[DATA RECORDS]

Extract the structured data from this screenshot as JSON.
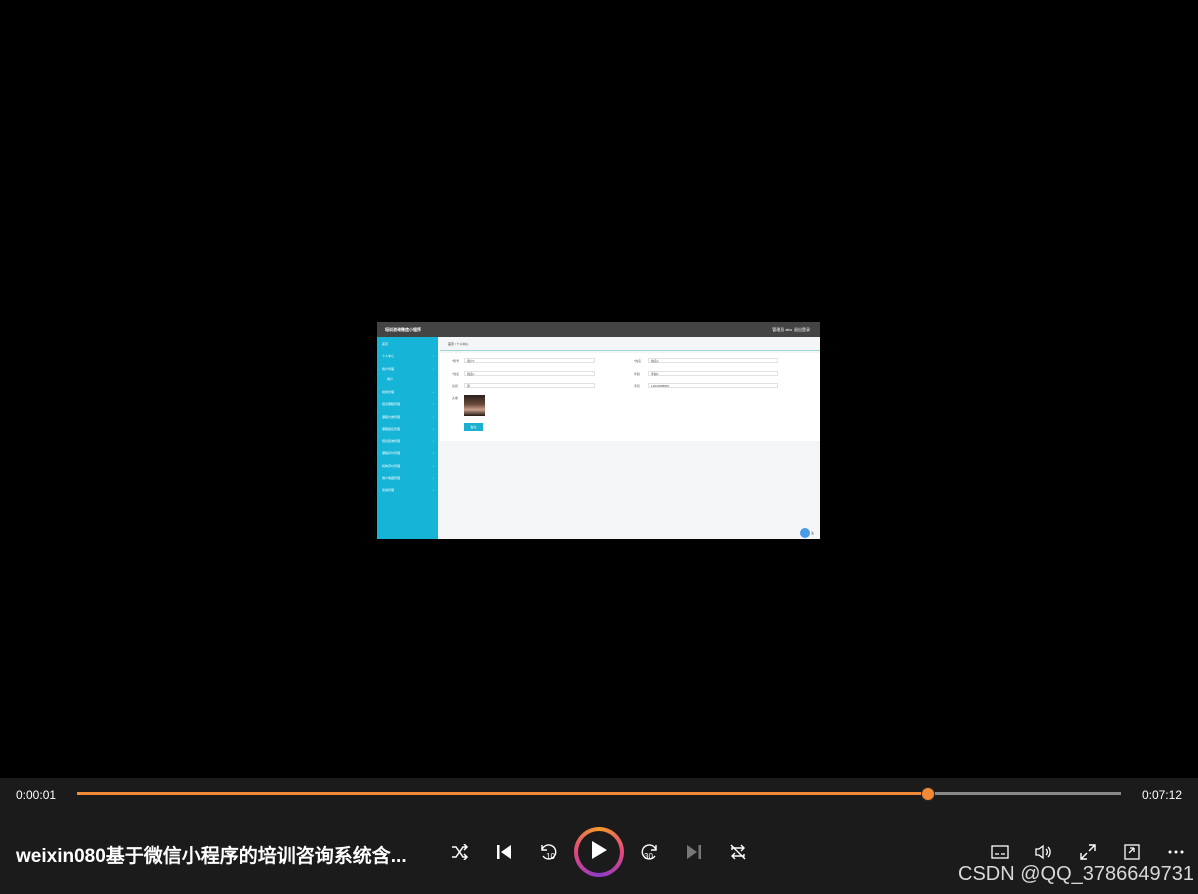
{
  "video_frame": {
    "app_title": "培训咨询微信小程序",
    "admin_label": "管理员 abo",
    "logout_label": "退出登录",
    "sidebar": [
      {
        "label": "首页",
        "arrow": ""
      },
      {
        "label": "个人中心",
        "arrow": "›"
      },
      {
        "label": "用户管理",
        "arrow": "›"
      },
      {
        "label": "用户",
        "arrow": ""
      },
      {
        "label": "机构管理",
        "arrow": "›"
      },
      {
        "label": "培训课程管理",
        "arrow": "›"
      },
      {
        "label": "课程分类管理",
        "arrow": "›"
      },
      {
        "label": "课程报名管理",
        "arrow": "›"
      },
      {
        "label": "培训咨询管理",
        "arrow": "›"
      },
      {
        "label": "课程评价管理",
        "arrow": "›"
      },
      {
        "label": "机构评价管理",
        "arrow": "›"
      },
      {
        "label": "用户收藏管理",
        "arrow": "›"
      },
      {
        "label": "系统管理",
        "arrow": "›"
      }
    ],
    "breadcrumb": "首页 / 个人中心",
    "form": {
      "fields": [
        {
          "label": "*账号",
          "value": "用户1"
        },
        {
          "label": "*姓名",
          "value": "姓名1"
        },
        {
          "label": "*姓名",
          "value": "姓名1"
        },
        {
          "label": "年龄",
          "value": "年龄1"
        },
        {
          "label": "性别",
          "value": "男"
        },
        {
          "label": "手机",
          "value": "13823888881"
        }
      ],
      "avatar_label": "头像",
      "save_label": "提交"
    },
    "bubble_text": "注"
  },
  "player": {
    "current_time": "0:00:01",
    "duration": "0:07:12",
    "progress_fraction": 0.815,
    "title": "weixin080基于微信小程序的培训咨询系统含...",
    "watermark": "CSDN @QQ_3786649731",
    "colors": {
      "accent": "#f08a34",
      "bar_bg": "#1b1b1b"
    }
  }
}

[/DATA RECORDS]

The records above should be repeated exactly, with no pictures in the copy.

Extract the structured data from this screenshot as JSON.
{
  "video_frame": {
    "app_title": "培训咨询微信小程序",
    "admin_label": "管理员 abo",
    "logout_label": "退出登录",
    "sidebar": [
      {
        "label": "首页",
        "arrow": ""
      },
      {
        "label": "个人中心",
        "arrow": "›"
      },
      {
        "label": "用户管理",
        "arrow": "›"
      },
      {
        "label": "用户",
        "arrow": ""
      },
      {
        "label": "机构管理",
        "arrow": "›"
      },
      {
        "label": "培训课程管理",
        "arrow": "›"
      },
      {
        "label": "课程分类管理",
        "arrow": "›"
      },
      {
        "label": "课程报名管理",
        "arrow": "›"
      },
      {
        "label": "培训咨询管理",
        "arrow": "›"
      },
      {
        "label": "课程评价管理",
        "arrow": "›"
      },
      {
        "label": "机构评价管理",
        "arrow": "›"
      },
      {
        "label": "用户收藏管理",
        "arrow": "›"
      },
      {
        "label": "系统管理",
        "arrow": "›"
      }
    ],
    "breadcrumb": "首页 / 个人中心",
    "form": {
      "fields": [
        {
          "label": "*账号",
          "value": "用户1"
        },
        {
          "label": "*姓名",
          "value": "姓名1"
        },
        {
          "label": "*姓名",
          "value": "姓名1"
        },
        {
          "label": "年龄",
          "value": "年龄1"
        },
        {
          "label": "性别",
          "value": "男"
        },
        {
          "label": "手机",
          "value": "13823888881"
        }
      ],
      "avatar_label": "头像",
      "save_label": "提交"
    },
    "bubble_text": "注"
  },
  "player": {
    "current_time": "0:00:01",
    "duration": "0:07:12",
    "progress_fraction": 0.815,
    "title": "weixin080基于微信小程序的培训咨询系统含...",
    "watermark": "CSDN @QQ_3786649731",
    "colors": {
      "accent": "#f08a34",
      "bar_bg": "#1b1b1b"
    }
  }
}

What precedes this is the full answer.